“No. I know why I’m here. I know what I want to do. And I want more than anything to do it. But it is being taken away from me.”
“What is it you want?”
“Nothing: to be free to be whatever I would like to be. To not know a plan, and so always be at peace knowing that I will never fail with nothing to achieve but living the best I can moment to moment, according to standards I have set and not anyone else. It’s like the carrot on the string tied above the donkey’s head: this idea that there’s success waiting out there for us only works if the donkey is stupid enough not to figure out that there is grass beneath its feet but that the carrot is never coming to them; otherwise it would just graze.”
“That’s very negative, Carrick. No one’s making donkeys out of anyone really, are they? There is a structure in which you can be whatever you would like to be. You can get more than what you would achieve on your own, you just must sacrifice some of your time and use your talents and make some effort to get those things.”

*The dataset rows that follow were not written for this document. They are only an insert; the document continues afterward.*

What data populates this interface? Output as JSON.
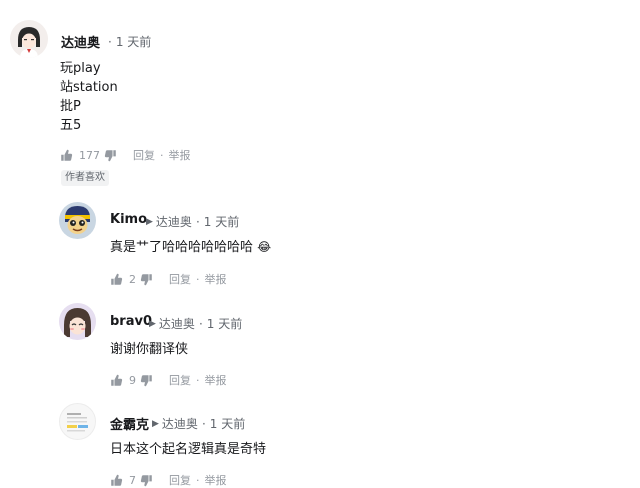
{
  "root_comment": {
    "username": "达迪奥",
    "dot": "·",
    "time": "1 天前",
    "lines": [
      "玩play",
      "站station",
      "批P",
      "五5"
    ],
    "likes": "177",
    "reply_label": "回复",
    "report_label": "举报",
    "badge": "作者喜欢"
  },
  "replies": [
    {
      "username": "Kimo",
      "reply_to": "达迪奥",
      "time": "1 天前",
      "text": "真是艹了哈哈哈哈哈哈哈",
      "emoji": "😂",
      "likes": "2",
      "reply_label": "回复",
      "report_label": "举报"
    },
    {
      "username": "brav0",
      "reply_to": "达迪奥",
      "time": "1 天前",
      "text": "谢谢你翻译侠",
      "likes": "9",
      "reply_label": "回复",
      "report_label": "举报"
    },
    {
      "username": "金霸克",
      "reply_to": "达迪奥",
      "time": "1 天前",
      "text": "日本这个起名逻辑真是奇特",
      "likes": "7",
      "reply_label": "回复",
      "report_label": "举报"
    }
  ],
  "common": {
    "separator": "·",
    "reply_arrow": "▶"
  },
  "icons": {
    "like": "thumb-up-icon",
    "dislike": "thumb-down-icon",
    "reply_arrow": "play-triangle-icon"
  },
  "colors": {
    "text": "#18191c",
    "meta": "#61666d",
    "action": "#9499a0",
    "badge_bg": "#f1f2f3",
    "divider": "#e3e5e7"
  }
}
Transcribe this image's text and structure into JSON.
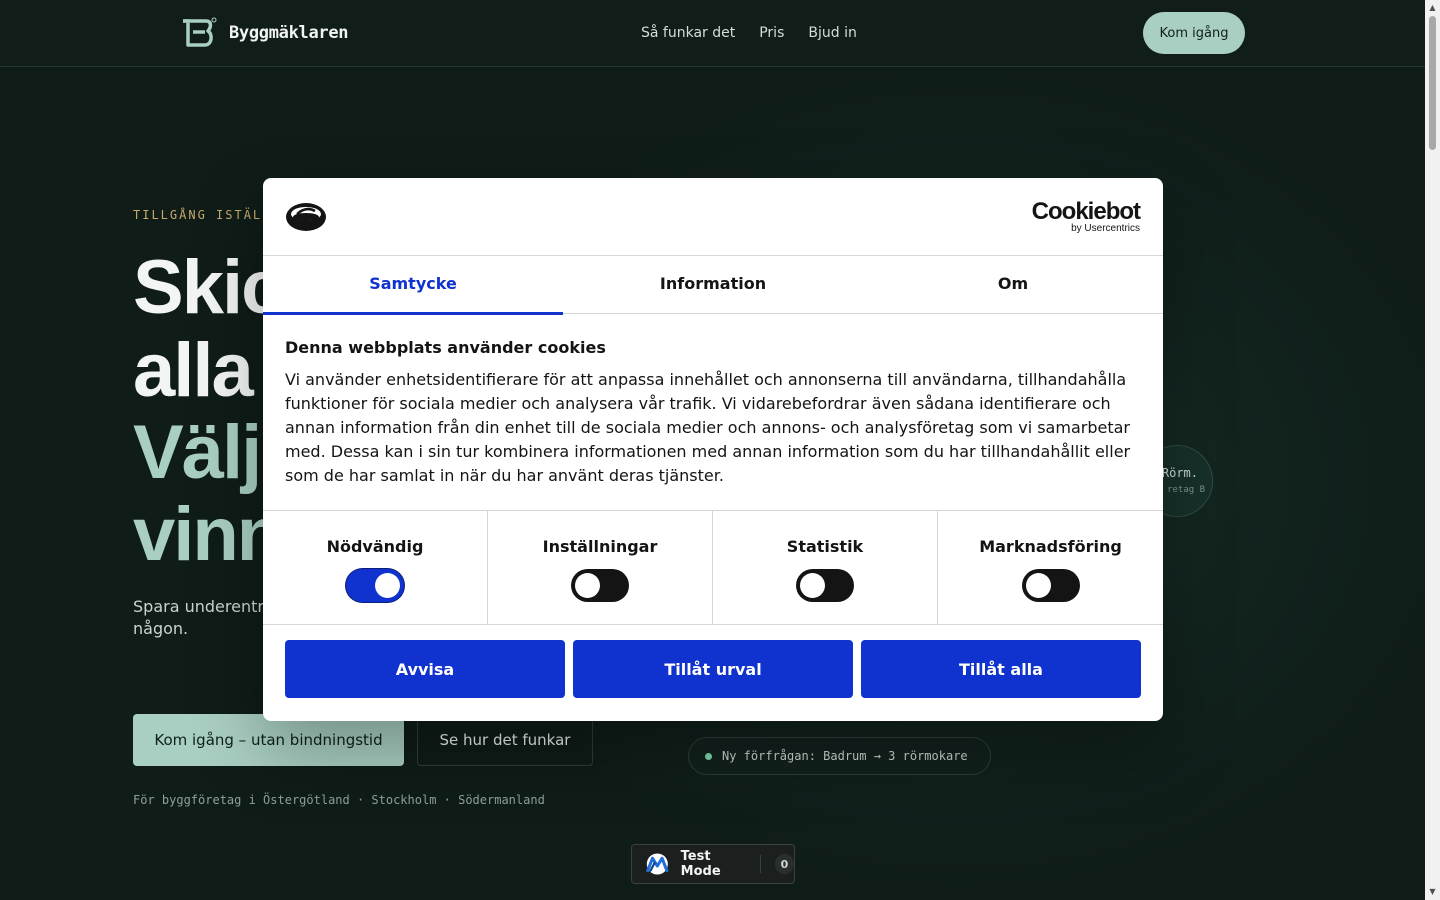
{
  "header": {
    "brand": "Byggmäklaren",
    "nav": [
      "Så funkar det",
      "Pris",
      "Bjud in"
    ],
    "cta": "Kom igång"
  },
  "hero": {
    "eyebrow": "TILLGÅNG ISTÄL",
    "lines": [
      "Skic",
      "alla",
      "Välj",
      "vinn"
    ],
    "subtitle": "Spara underentr förfrågan till hela yrkesgrupp, så f aldrig någon.",
    "primary_cta": "Kom igång – utan bindningstid",
    "secondary_cta": "Se hur det funkar",
    "regions": "För byggföretag i Östergötland · Stockholm · Södermanland"
  },
  "network": {
    "node_title": "Rörm.",
    "node_sub": "retag B",
    "notification": "Ny förfrågan: Badrum → 3 rörmokare"
  },
  "testmode": {
    "label": "Test Mode",
    "count": "0"
  },
  "cookie_dialog": {
    "brand": "Cookiebot",
    "brand_sub": "by Usercentrics",
    "tabs": [
      "Samtycke",
      "Information",
      "Om"
    ],
    "active_tab": "Samtycke",
    "title": "Denna webbplats använder cookies",
    "body": "Vi använder enhetsidentifierare för att anpassa innehållet och annonserna till användarna, tillhandahålla funktioner för sociala medier och analysera vår trafik. Vi vidarebefordrar även sådana identifierare och annan information från din enhet till de sociala medier och annons- och analysföretag som vi samarbetar med. Dessa kan i sin tur kombinera informationen med annan information som du har tillhandahållit eller som de har samlat in när du har använt deras tjänster.",
    "categories": [
      {
        "label": "Nödvändig",
        "enabled": true
      },
      {
        "label": "Inställningar",
        "enabled": false
      },
      {
        "label": "Statistik",
        "enabled": false
      },
      {
        "label": "Marknadsföring",
        "enabled": false
      }
    ],
    "buttons": {
      "deny": "Avvisa",
      "allow_selection": "Tillåt urval",
      "allow_all": "Tillåt alla"
    }
  },
  "colors": {
    "background": "#0f1d19",
    "accent_mint": "#a9cfc2",
    "eyebrow_gold": "#c7a96b",
    "cookie_blue": "#1032cf"
  }
}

“In theory, that’s what it is, and yes, that’s what we’re told to believe it is. But it’s turned into a process in which you sacrifice everything you are to get what you don’t even want, but what you have been made to feel you need by the insecurities that advertising and marketing implant in you. The whole thing stinks. The whole infrastructure of the world as I live and breathe it is designed to take away all my power and make me feel arrogant or evil for wanting it back. This is not a life. This is a slow, torturous death, satiated by bursts of what we actually want in the form of sex, love and food.”

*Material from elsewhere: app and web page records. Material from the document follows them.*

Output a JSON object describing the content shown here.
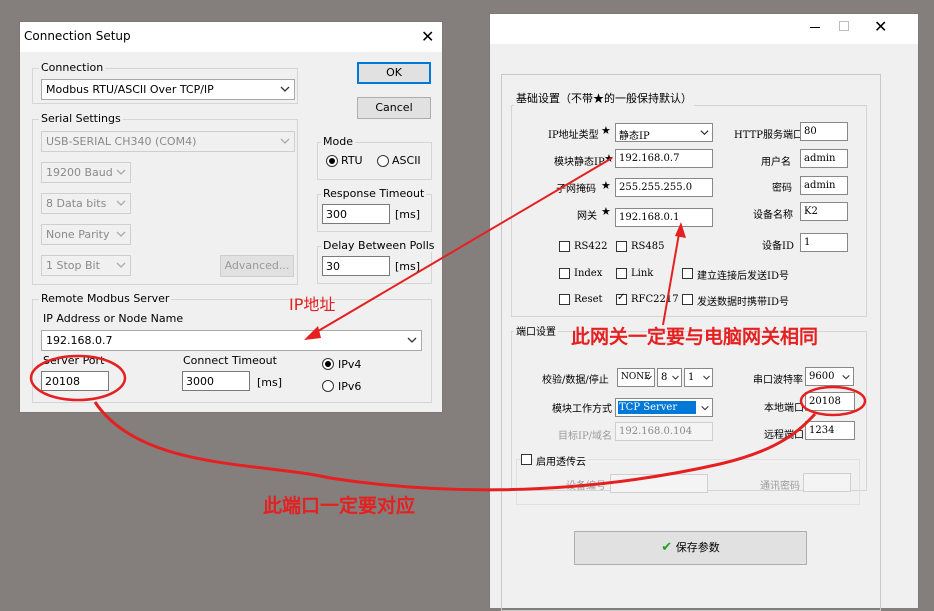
{
  "left": {
    "title": "Connection Setup",
    "ok": "OK",
    "cancel": "Cancel",
    "connection_label": "Connection",
    "connection_value": "Modbus RTU/ASCII Over TCP/IP",
    "serial_label": "Serial Settings",
    "com_port": "USB-SERIAL CH340 (COM4)",
    "baud": "19200 Baud",
    "data_bits": "8 Data bits",
    "parity": "None Parity",
    "stop_bits": "1 Stop Bit",
    "advanced": "Advanced...",
    "mode_label": "Mode",
    "mode_rtu": "RTU",
    "mode_ascii": "ASCII",
    "response_label": "Response Timeout",
    "response_value": "300",
    "delay_label": "Delay Between Polls",
    "delay_value": "30",
    "ms": "[ms]",
    "remote_label": "Remote Modbus Server",
    "ip_label": "IP Address or Node Name",
    "ip_value": "192.168.0.7",
    "server_port_label": "Server Port",
    "server_port_value": "20108",
    "connect_timeout_label": "Connect Timeout",
    "connect_timeout_value": "3000",
    "ipv4": "IPv4",
    "ipv6": "IPv6"
  },
  "right": {
    "basic_label": "基础设置（不带★的一般保持默认）",
    "ip_type_label": "IP地址类型",
    "ip_type_value": "静态IP",
    "static_ip_label": "模块静态IP",
    "static_ip_value": "192.168.0.7",
    "mask_label": "子网掩码",
    "mask_value": "255.255.255.0",
    "gateway_label": "网关",
    "gateway_value": "192.168.0.1",
    "star": "★",
    "http_label": "HTTP服务端口",
    "http_value": "80",
    "user_label": "用户名",
    "user_value": "admin",
    "pwd_label": "密码",
    "pwd_value": "admin",
    "devname_label": "设备名称",
    "devname_value": "K2",
    "devid_label": "设备ID",
    "devid_value": "1",
    "cb_rs422": "RS422",
    "cb_rs485": "RS485",
    "cb_index": "Index",
    "cb_link": "Link",
    "cb_reset": "Reset",
    "cb_rfc": "RFC2217",
    "cb_conn_id": "建立连接后发送ID号",
    "cb_data_id": "发送数据时携带ID号",
    "port_label": "端口设置",
    "parity_label": "校验/数据/停止",
    "parity_value": "NONE",
    "databits_value": "8",
    "stopbits_value": "1",
    "baud_label": "串口波特率",
    "baud_value": "9600",
    "mode_label": "模块工作方式",
    "mode_value": "TCP Server",
    "local_port_label": "本地端口",
    "local_port_value": "20108",
    "target_label": "目标IP/域名",
    "target_value": "192.168.0.104",
    "remote_port_label": "远程端口",
    "remote_port_value": "1234",
    "cloud_label": "启用透传云",
    "device_no_label": "设备编号",
    "comm_pwd_label": "通讯密码",
    "save": "保存参数"
  },
  "annotations": {
    "ip": "IP地址",
    "gateway": "此网关一定要与电脑网关相同",
    "port": "此端口一定要对应"
  },
  "colors": {
    "accent": "#0078d7",
    "annotation": "#e52020",
    "selection": "#0078d7"
  }
}
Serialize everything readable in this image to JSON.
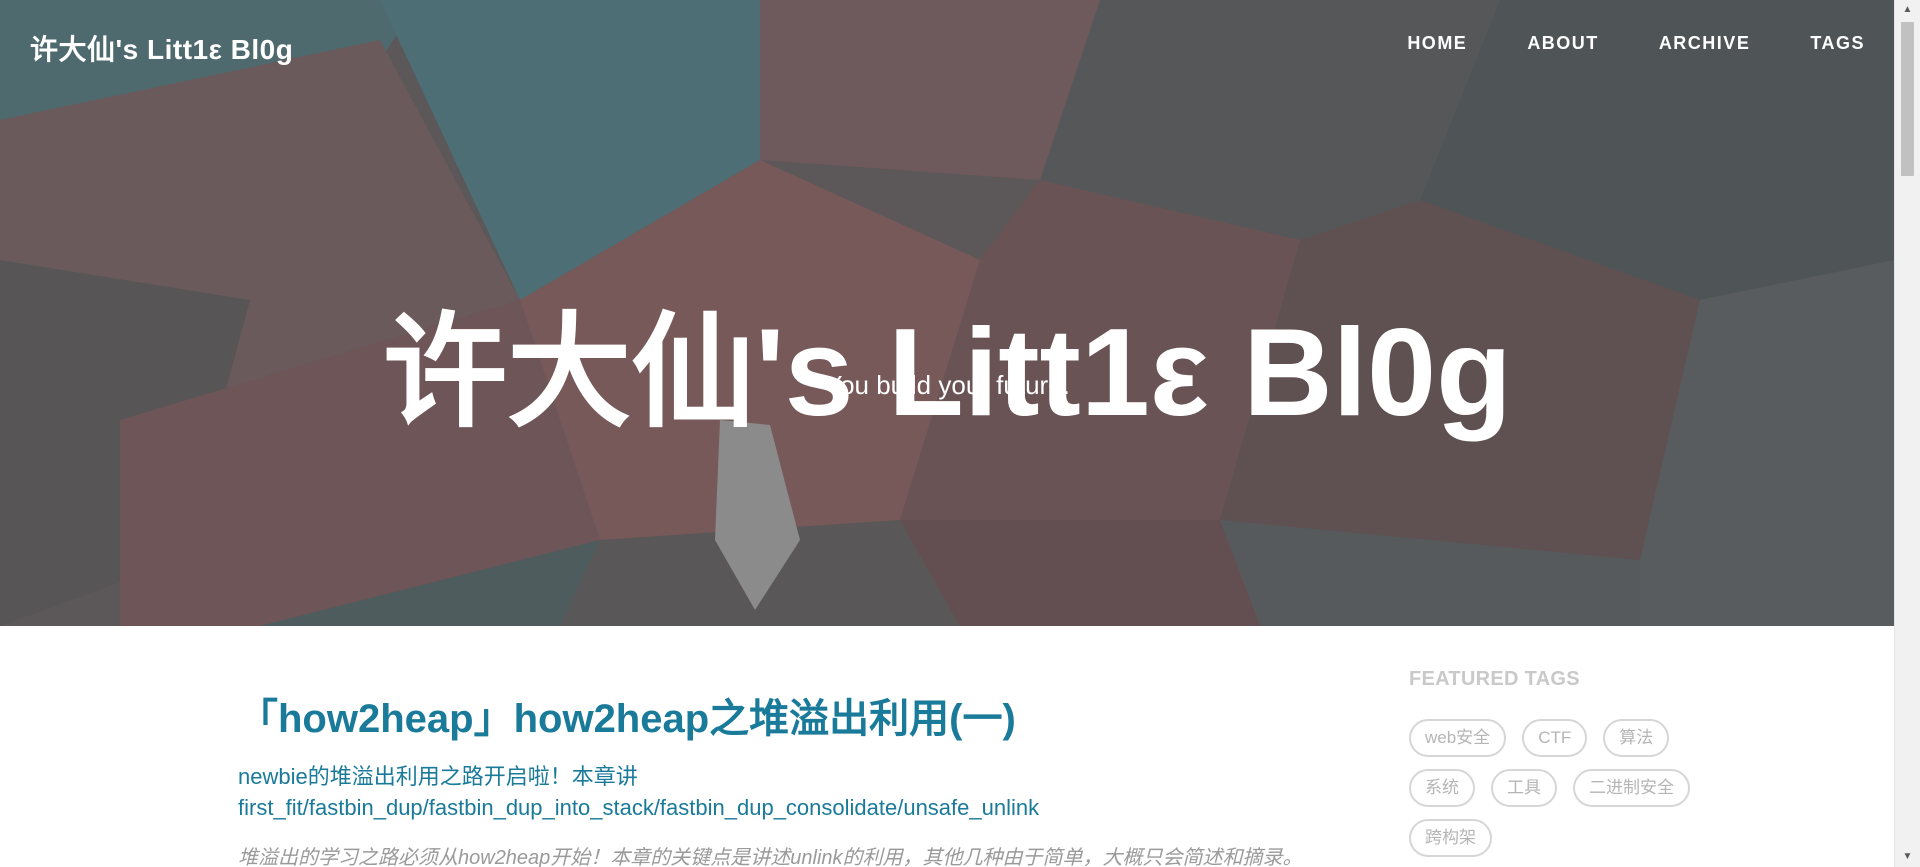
{
  "site": {
    "brand": "许大仙's Litt1ε Bl0g"
  },
  "nav": {
    "items": [
      "HOME",
      "ABOUT",
      "ARCHIVE",
      "TAGS"
    ]
  },
  "hero": {
    "title": "许大仙's Litt1ε Bl0g",
    "subtitle": "You build your future."
  },
  "post": {
    "title": "「how2heap」how2heap之堆溢出利用(一)",
    "subtitle_line1": "newbie的堆溢出利用之路开启啦！本章讲",
    "subtitle_line2": "first_fit/fastbin_dup/fastbin_dup_into_stack/fastbin_dup_consolidate/unsafe_unlink",
    "excerpt": "堆溢出的学习之路必须从how2heap开始！本章的关键点是讲述unlink的利用，其他几种由于简单，大概只会简述和摘录。"
  },
  "sidebar": {
    "heading": "FEATURED TAGS",
    "tags": [
      "web安全",
      "CTF",
      "算法",
      "系统",
      "工具",
      "二进制安全",
      "跨构架"
    ]
  },
  "colors": {
    "link": "#1a7a9a",
    "tag_text": "#b5b5b5",
    "hero_overlay": "#5a5556"
  }
}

Silence opened the wound of the words in a Doctor who believed in the way of life Carrick had mercilessly chucked aside, who had worked hard to achieve the things Carrick said were worthless, who felt his whole desire to help people was aided by the systems within which he had moved, and that he was a higher, happier, more able human being as a result of adhering to them.

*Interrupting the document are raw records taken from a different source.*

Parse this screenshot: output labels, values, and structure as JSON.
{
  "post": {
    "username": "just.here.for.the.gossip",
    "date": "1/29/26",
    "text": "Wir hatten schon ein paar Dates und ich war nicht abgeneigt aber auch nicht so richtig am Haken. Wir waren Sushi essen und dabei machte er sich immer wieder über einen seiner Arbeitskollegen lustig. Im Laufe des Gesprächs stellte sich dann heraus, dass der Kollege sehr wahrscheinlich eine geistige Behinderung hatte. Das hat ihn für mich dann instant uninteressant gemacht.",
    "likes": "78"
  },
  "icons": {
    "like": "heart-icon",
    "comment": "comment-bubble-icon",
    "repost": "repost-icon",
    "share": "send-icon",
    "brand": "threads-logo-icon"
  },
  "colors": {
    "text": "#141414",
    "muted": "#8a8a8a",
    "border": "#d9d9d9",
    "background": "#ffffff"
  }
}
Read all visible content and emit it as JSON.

“Carrick, do you think I’m wasting my life?”
Carrick had been so wrapped up in his own world that he had forgotten who he was talking to: his enemy personified. He had blown all his secrets and all his battle plans lay open on the table, yet with the other side wounded and the mission complete, he felt only the sadness of his foe. Peace was all he had wanted anyway. ‘Why do we have to fight and disagree?’ he thought. ‘Why can’t the Doctor have his way of life and I, mine? That is the question.’
“Sorry. I can see I have insulted and upset you. If what you do makes you happy, that’s what I believe you should do. But I can’t do what I want to do, so I become enraged so often these days. I guess neither way is right or wrong, it’s just what you want to do, or yes, achieve. I want to achieve nothing but peace in myself. I’ve been scarred and bruised, Doctor. I’ve been through a lot, and you’re right, it has affected me. I lie awake at nights, I can’t sleep and I can’t eat. I can’t remember what joy feels like sometimes and I don’t know why I’m here or what I should do in terms of fitting into the outside world. I can’t relate to anyone and wherever I go I see hardship. There’s no joy for me because I want the joy of freedom. And people tell me I am wrong so I have fought for it in my head, fought for my right to do what I want to do, but have found nothing, no right to do what I want to do. I do owe everything in my life to others, and am frustrated at my own uselessness and inability to reciprocate. Since my experience of life beyond here, Doctor, I have become a taker, and all I have is my head to help me hide from this. I guess my aim is to hide and to think and to justify my hiding and my thinking as something worthwhile. I am not free of aims at all. This is my aim: to find shelter from the storm… I’m sorry.”
The Doctor called an end to the session and it left him troubled for some time. When he met with other patients he would now wonder what their aims in life were, wondering if Carrick was right and that he and everyone else was being fed the idea of what they wanted to do or be. He felt his deepest concept of self as it asked his surface ego questions that he would never usually think about. The natural state of man, free from all artifice, seemed a caveman to him yesterday, but today something wondrous.”